====== Extracted material

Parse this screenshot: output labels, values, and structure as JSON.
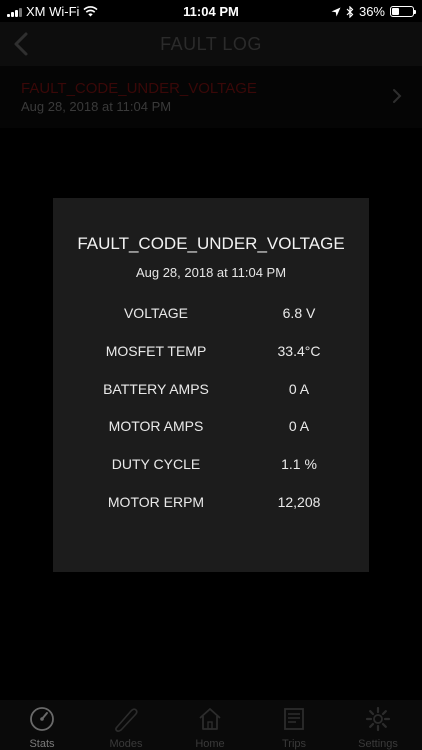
{
  "status_bar": {
    "carrier": "XM Wi-Fi",
    "time": "11:04 PM",
    "battery_percent": "36%",
    "battery_level": 0.36
  },
  "nav": {
    "title": "FAULT LOG",
    "back_icon": "chevron-left-icon"
  },
  "fault_list": [
    {
      "code": "FAULT_CODE_UNDER_VOLTAGE",
      "timestamp": "Aug 28, 2018 at 11:04 PM"
    }
  ],
  "dialog": {
    "title": "FAULT_CODE_UNDER_VOLTAGE",
    "timestamp": "Aug 28, 2018 at 11:04 PM",
    "stats": [
      {
        "label": "VOLTAGE",
        "value": "6.8 V"
      },
      {
        "label": "MOSFET TEMP",
        "value": "33.4°C"
      },
      {
        "label": "BATTERY AMPS",
        "value": "0 A"
      },
      {
        "label": "MOTOR AMPS",
        "value": "0 A"
      },
      {
        "label": "DUTY CYCLE",
        "value": "1.1 %"
      },
      {
        "label": "MOTOR ERPM",
        "value": "12,208"
      }
    ]
  },
  "tabs": [
    {
      "label": "Stats",
      "icon": "speedometer-icon",
      "active": true
    },
    {
      "label": "Modes",
      "icon": "skateboard-icon",
      "active": false
    },
    {
      "label": "Home",
      "icon": "home-icon",
      "active": false
    },
    {
      "label": "Trips",
      "icon": "map-icon",
      "active": false
    },
    {
      "label": "Settings",
      "icon": "gear-icon",
      "active": false
    }
  ],
  "colors": {
    "background": "#000000",
    "dialog_background": "#1c1c1c",
    "fault_code_dimmed": "#3a0808"
  }
}
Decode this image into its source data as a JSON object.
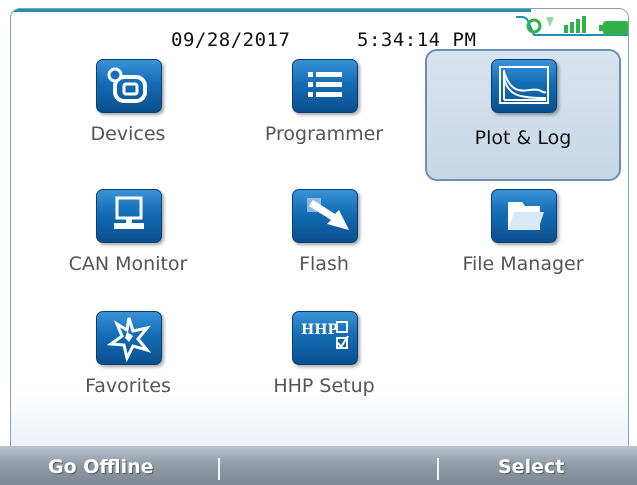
{
  "status": {
    "date": "09/28/2017",
    "time": "5:34:14 PM",
    "signal_icon": "signal-icon",
    "battery_icon": "battery-icon"
  },
  "apps": [
    {
      "label": "Devices",
      "icon": "devices-icon",
      "selected": false
    },
    {
      "label": "Programmer",
      "icon": "list-icon",
      "selected": false
    },
    {
      "label": "Plot & Log",
      "icon": "chart-icon",
      "selected": true
    },
    {
      "label": "CAN Monitor",
      "icon": "monitor-icon",
      "selected": false
    },
    {
      "label": "Flash",
      "icon": "flash-arrow-icon",
      "selected": false
    },
    {
      "label": "File Manager",
      "icon": "folder-icon",
      "selected": false
    },
    {
      "label": "Favorites",
      "icon": "star-icon",
      "selected": false
    },
    {
      "label": "HHP Setup",
      "icon": "hhp-setup-icon",
      "selected": false
    }
  ],
  "softkeys": {
    "left": "Go Offline",
    "right": "Select"
  },
  "colors": {
    "tile_blue": "#136cb5",
    "selected_bg": "#c7d7e6",
    "softbar": "#8f9aa6",
    "accent_green": "#2fb24a"
  }
}
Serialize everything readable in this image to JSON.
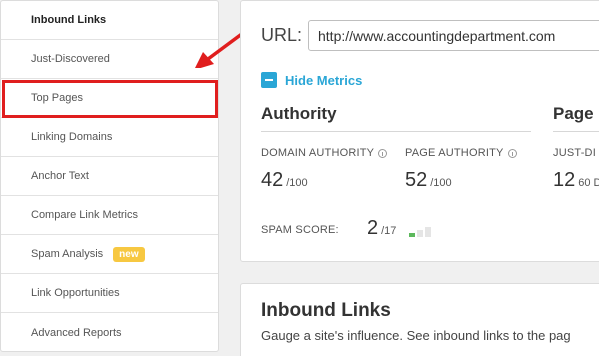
{
  "sidebar": {
    "items": [
      {
        "label": "Inbound Links"
      },
      {
        "label": "Just-Discovered"
      },
      {
        "label": "Top Pages"
      },
      {
        "label": "Linking Domains"
      },
      {
        "label": "Anchor Text"
      },
      {
        "label": "Compare Link Metrics"
      },
      {
        "label": "Spam Analysis",
        "badge": "new"
      },
      {
        "label": "Link Opportunities"
      },
      {
        "label": "Advanced Reports"
      }
    ]
  },
  "search": {
    "label": "URL:",
    "value": "http://www.accountingdepartment.com"
  },
  "metrics": {
    "toggle_label": "Hide Metrics",
    "authority_title": "Authority",
    "page_title": "Page",
    "domain_authority": {
      "label": "DOMAIN AUTHORITY",
      "value": "42",
      "max": "/100"
    },
    "page_authority": {
      "label": "PAGE AUTHORITY",
      "value": "52",
      "max": "/100"
    },
    "just_discovered": {
      "label": "JUST-DI",
      "value": "12",
      "unit": "60 D"
    },
    "spam_score": {
      "label": "SPAM SCORE:",
      "value": "2",
      "max": "/17",
      "active_bars": 1
    }
  },
  "inbound": {
    "title": "Inbound Links",
    "description": "Gauge a site's influence. See inbound links to the pag"
  },
  "colors": {
    "accent": "#2aa6d6",
    "highlight": "#e01e1e",
    "badge": "#f7c841",
    "spam_active": "#5cb85c"
  }
}
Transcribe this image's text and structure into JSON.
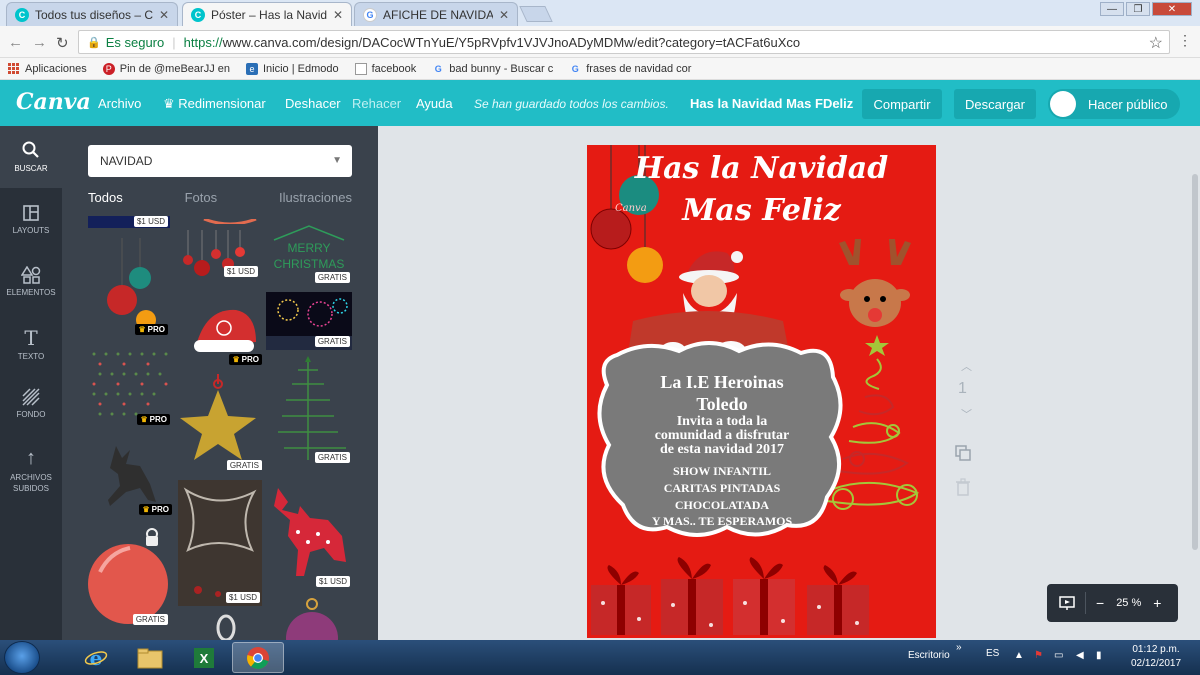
{
  "browser": {
    "tabs": [
      {
        "title": "Todos tus diseños – Canva",
        "favicon": "canva-icon",
        "active": false
      },
      {
        "title": "Póster – Has la Navidad Mas FDeliz",
        "favicon": "canva-icon",
        "active": true
      },
      {
        "title": "AFICHE DE NAVIDAD - Buscar con Google",
        "favicon": "google-icon",
        "active": false
      }
    ],
    "secure_label": "Es seguro",
    "url_scheme": "https://",
    "url_rest": "www.canva.com/design/DACocWTnYuE/Y5pRVpfv1VJVJnoADyMDMw/edit?category=tACFat6uXco",
    "bookmarks": [
      {
        "label": "Aplicaciones",
        "icon": "apps-grid-icon"
      },
      {
        "label": "Pin de @meBearJJ en",
        "icon": "pinterest-icon"
      },
      {
        "label": "Inicio | Edmodo",
        "icon": "edmodo-icon"
      },
      {
        "label": "facebook",
        "icon": "page-icon"
      },
      {
        "label": "bad bunny - Buscar c",
        "icon": "google-icon"
      },
      {
        "label": "frases de navidad cor",
        "icon": "google-icon"
      }
    ]
  },
  "canva": {
    "logo": "Canva",
    "menu": {
      "archivo": "Archivo",
      "redimensionar": "Redimensionar",
      "deshacer": "Deshacer",
      "rehacer": "Rehacer",
      "ayuda": "Ayuda"
    },
    "saved_status": "Se han guardado todos los cambios.",
    "doc_title": "Has la Navidad Mas FDeliz",
    "buttons": {
      "compartir": "Compartir",
      "descargar": "Descargar",
      "hacer_publico": "Hacer público"
    },
    "sidebar": [
      {
        "label": "BUSCAR",
        "icon": "search-icon"
      },
      {
        "label": "LAYOUTS",
        "icon": "layout-icon"
      },
      {
        "label": "ELEMENTOS",
        "icon": "shapes-icon"
      },
      {
        "label": "TEXTO",
        "icon": "text-icon"
      },
      {
        "label": "FONDO",
        "icon": "background-icon"
      },
      {
        "label": "ARCHIVOS",
        "label2": "SUBIDOS",
        "icon": "upload-icon"
      }
    ],
    "search": {
      "value": "NAVIDAD",
      "tabs": [
        "Todos",
        "Fotos",
        "Ilustraciones"
      ]
    },
    "badges": {
      "gratis": "GRATIS",
      "pro": "PRO",
      "usd": "$1 USD"
    },
    "element_texts": {
      "merry": "MERRY",
      "christmas": "CHRISTMAS",
      "watermark": "Canva"
    },
    "poster": {
      "title_line1": "Has la Navidad",
      "title_line2": "Mas Feliz",
      "school_line1": "La I.E Heroinas",
      "school_line2": "Toledo",
      "invite_line1": "Invita a toda la",
      "invite_line2": "comunidad a disfrutar",
      "invite_line3": "de esta navidad 2017",
      "events": [
        "SHOW INFANTIL",
        "CARITAS PINTADAS",
        "CHOCOLATADA",
        "Y MAS.. TE ESPERAMOS"
      ],
      "colors": {
        "background": "#e51b13",
        "plaque": "#7a7a7a",
        "tree": "#a4c639"
      }
    },
    "page_number": "1",
    "zoom": "25 %"
  },
  "taskbar": {
    "desktop_label": "Escritorio",
    "lang": "ES",
    "time": "01:12 p.m.",
    "date": "02/12/2017"
  }
}
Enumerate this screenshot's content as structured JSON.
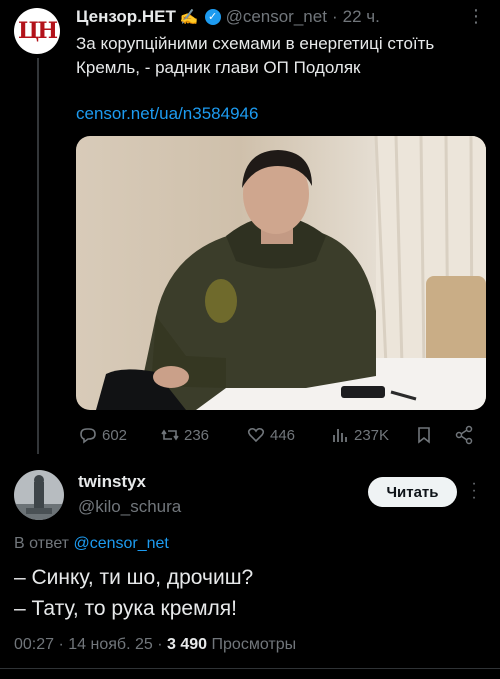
{
  "tweet": {
    "author_name": "Цензор.НЕТ",
    "author_emoji": "✍️",
    "handle": "@censor_net",
    "separator": "·",
    "time": "22 ч.",
    "avatar_text": "ЦН",
    "text": "За корупційними схемами в енергетиці стоїть Кремль, - радник глави ОП Подоляк",
    "link": "censor.net/ua/n3584946",
    "stats": {
      "replies": "602",
      "reposts": "236",
      "likes": "446",
      "views": "237K"
    }
  },
  "reply": {
    "author_name": "twinstyx",
    "handle": "@kilo_schura",
    "follow_label": "Читать",
    "reply_to_prefix": "В ответ",
    "reply_to_mention": "@censor_net",
    "line1": "– Синку, ти шо, дрочиш?",
    "line2": "– Тату, то рука кремля!",
    "meta_time": "00:27",
    "meta_date": "14 нояб. 25",
    "meta_sep": "·",
    "views_count": "3 490",
    "views_label": "Просмотры"
  },
  "colors": {
    "accent": "#1d9bf0",
    "background": "#000000",
    "secondary_text": "#71767b",
    "primary_text": "#e7e9ea"
  }
}
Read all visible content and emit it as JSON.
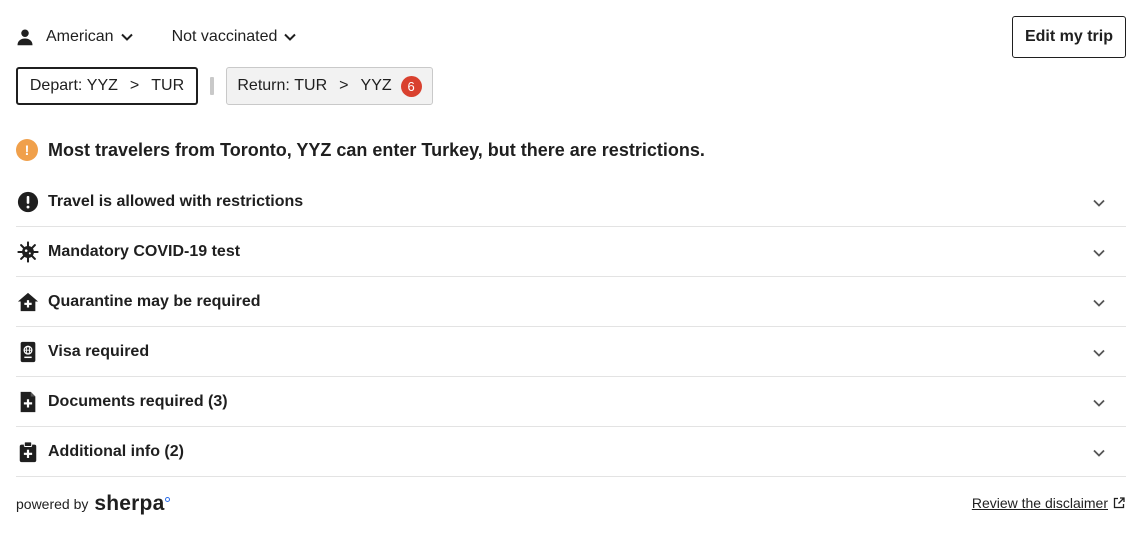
{
  "traveler": {
    "nationality": "American",
    "vaccination": "Not vaccinated"
  },
  "header": {
    "edit_label": "Edit my trip"
  },
  "segments": {
    "depart": {
      "prefix": "Depart:",
      "from": "YYZ",
      "arrow": ">",
      "to": "TUR"
    },
    "return": {
      "prefix": "Return:",
      "from": "TUR",
      "arrow": ">",
      "to": "YYZ",
      "badge": "6"
    }
  },
  "summary": {
    "text": "Most travelers from Toronto, YYZ can enter Turkey, but there are restrictions.",
    "status_icon": "!"
  },
  "items": [
    {
      "label": "Travel is allowed with restrictions",
      "icon": "alert-circle-icon"
    },
    {
      "label": "Mandatory COVID-19 test",
      "icon": "virus-icon"
    },
    {
      "label": "Quarantine may be required",
      "icon": "house-plus-icon"
    },
    {
      "label": "Visa required",
      "icon": "passport-icon"
    },
    {
      "label": "Documents required (3)",
      "icon": "document-plus-icon"
    },
    {
      "label": "Additional info (2)",
      "icon": "clipboard-plus-icon"
    }
  ],
  "footer": {
    "powered_by": "powered by",
    "brand": "sherpa",
    "disclaimer": "Review the disclaimer"
  },
  "colors": {
    "text": "#1f1f1f",
    "badge": "#d9412f",
    "warning": "#f0a04b",
    "brand_dot": "#2d6ee8"
  }
}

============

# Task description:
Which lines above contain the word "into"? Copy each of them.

# Result of this task:
Decode this image into its source data as a JSON object.
Transcribe this image's text and structure into JSON.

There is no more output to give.